The spent-fuel attack scenario (not just a "radiation release" would involve so much work and effort, the odds of a successful one for the worst-case scenario would be pretty small. Worry about asteroid strikes first.
That said, it's an old design, and should be retired in favor of a newer, safer reactor design. Now, if those folks in the 1970s and 1980s hadn't made it so damned hard to build nuclear plants with better designs, it might be a doable project...
I certainly don't disagree with Cirby, although there may be alternative reasons for the deficit in the desired environmental norm, and which MUST include mosquitoes, unless you hate Gaiai.
The rightwing conspiracy against nature and the liberal utopia might have caused this deficit -- maybe even the machiavellian conspiracy of the vast rightwing and monolithic enemy ... gun owners!
Be alert and report any suspicious behavior to your local political officer ... no need to suborn any rightwing effort to force us to stop allowing 12 year olds to marry and resolutely form partnerships with the Yak of their choice ... or any other species agreeing to such partnership ... or group ...
Humour drier than toasting a portrait of Antonio Carpano with a fifth of straight gin. Thanks Tad. It made my day.
Lake Murray is your answer dude. Dreher Island State Park.
Walking around with a Geiger counter is fun.
And it helps give a sense of perspective.
Household pottery and dishes can be measurably radioactive, depending on how they're made.
That one above apparently doesn't click. They want $900 for a clicking one.
You can pick up an old "it clicks" Geiger counter on Ebay, cheap. And it looks cool.
We just bought a small piece of property on Lake Hartwell and our new neighbors told us not to eat the fish from the lake because of contamination. Of the three houses surrounding us, all of the men in the house died from cancer shortly after moving in. Do you think there is any connection to the nuclear power plant?
The plant's radioactive releases are minor and are discharged into the tailrace (downstream) of the Keowee Hydro Station, which is Lake Hartwell NOT Keowee.
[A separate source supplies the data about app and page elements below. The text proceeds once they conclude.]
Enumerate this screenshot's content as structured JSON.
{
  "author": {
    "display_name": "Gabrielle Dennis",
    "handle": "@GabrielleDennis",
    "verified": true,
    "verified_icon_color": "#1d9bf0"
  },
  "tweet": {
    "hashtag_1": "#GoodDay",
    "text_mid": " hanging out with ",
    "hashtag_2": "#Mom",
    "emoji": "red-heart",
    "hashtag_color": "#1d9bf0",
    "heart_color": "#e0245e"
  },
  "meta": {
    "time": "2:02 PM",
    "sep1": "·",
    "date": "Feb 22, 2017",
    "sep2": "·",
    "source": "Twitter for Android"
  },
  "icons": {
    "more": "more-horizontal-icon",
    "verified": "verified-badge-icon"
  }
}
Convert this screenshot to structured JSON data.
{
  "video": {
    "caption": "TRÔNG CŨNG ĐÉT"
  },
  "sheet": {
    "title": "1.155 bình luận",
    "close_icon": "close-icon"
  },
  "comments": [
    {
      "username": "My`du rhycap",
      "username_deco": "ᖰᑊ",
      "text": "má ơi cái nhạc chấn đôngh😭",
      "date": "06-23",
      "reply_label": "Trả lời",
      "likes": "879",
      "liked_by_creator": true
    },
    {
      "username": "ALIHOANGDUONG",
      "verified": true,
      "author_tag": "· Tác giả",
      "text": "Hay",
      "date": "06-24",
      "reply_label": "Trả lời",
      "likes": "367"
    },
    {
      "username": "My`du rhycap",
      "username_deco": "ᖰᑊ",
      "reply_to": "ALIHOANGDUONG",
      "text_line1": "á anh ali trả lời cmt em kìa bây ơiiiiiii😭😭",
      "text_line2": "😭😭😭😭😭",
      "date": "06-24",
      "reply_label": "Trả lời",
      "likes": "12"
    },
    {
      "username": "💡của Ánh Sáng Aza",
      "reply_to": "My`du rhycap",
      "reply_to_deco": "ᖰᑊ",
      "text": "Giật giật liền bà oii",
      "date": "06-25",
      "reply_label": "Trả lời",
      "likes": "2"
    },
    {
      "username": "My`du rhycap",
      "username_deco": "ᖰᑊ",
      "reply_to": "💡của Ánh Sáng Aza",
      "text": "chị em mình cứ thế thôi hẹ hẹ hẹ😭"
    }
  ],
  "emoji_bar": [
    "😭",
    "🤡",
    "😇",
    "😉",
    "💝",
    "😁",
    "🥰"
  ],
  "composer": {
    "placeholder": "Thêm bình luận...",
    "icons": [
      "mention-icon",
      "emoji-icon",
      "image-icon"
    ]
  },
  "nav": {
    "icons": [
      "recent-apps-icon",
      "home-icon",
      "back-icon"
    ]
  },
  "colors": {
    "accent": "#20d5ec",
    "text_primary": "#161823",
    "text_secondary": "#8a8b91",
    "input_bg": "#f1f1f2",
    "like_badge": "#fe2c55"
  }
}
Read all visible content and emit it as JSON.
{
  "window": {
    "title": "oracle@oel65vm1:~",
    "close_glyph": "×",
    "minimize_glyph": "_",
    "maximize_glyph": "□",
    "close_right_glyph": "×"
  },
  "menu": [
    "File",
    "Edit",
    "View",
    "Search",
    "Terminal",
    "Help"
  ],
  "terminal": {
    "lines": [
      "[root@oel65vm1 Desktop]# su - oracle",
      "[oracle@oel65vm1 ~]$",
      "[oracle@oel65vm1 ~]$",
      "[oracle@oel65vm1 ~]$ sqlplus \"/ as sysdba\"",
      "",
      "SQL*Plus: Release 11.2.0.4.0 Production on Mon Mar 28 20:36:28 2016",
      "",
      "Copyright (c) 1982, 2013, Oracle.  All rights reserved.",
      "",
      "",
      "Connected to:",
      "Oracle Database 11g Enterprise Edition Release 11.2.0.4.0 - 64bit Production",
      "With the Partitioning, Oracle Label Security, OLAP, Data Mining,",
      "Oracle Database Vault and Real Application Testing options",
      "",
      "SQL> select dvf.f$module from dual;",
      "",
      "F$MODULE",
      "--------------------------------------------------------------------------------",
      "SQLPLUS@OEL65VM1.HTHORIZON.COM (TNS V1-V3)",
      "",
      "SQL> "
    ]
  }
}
Furthermore, the contamination in Hartwell is PCB contamination (NOT radioactive contamination), which is the subject of a federal court case - Between 1955 and 1977, 400,000 pounds of PCBs were released from the former Sangamo-Weston capacitor manufacturing site in Pickens now owned by Schlumberger.
The plant has nothing to do with the lack of insects. Only a small fraction of Keowee's nearly 1,000,000 acre-feet of water is circulated through each unit's condensers to cool the secondary fluid before returning it to the unit's steam generators.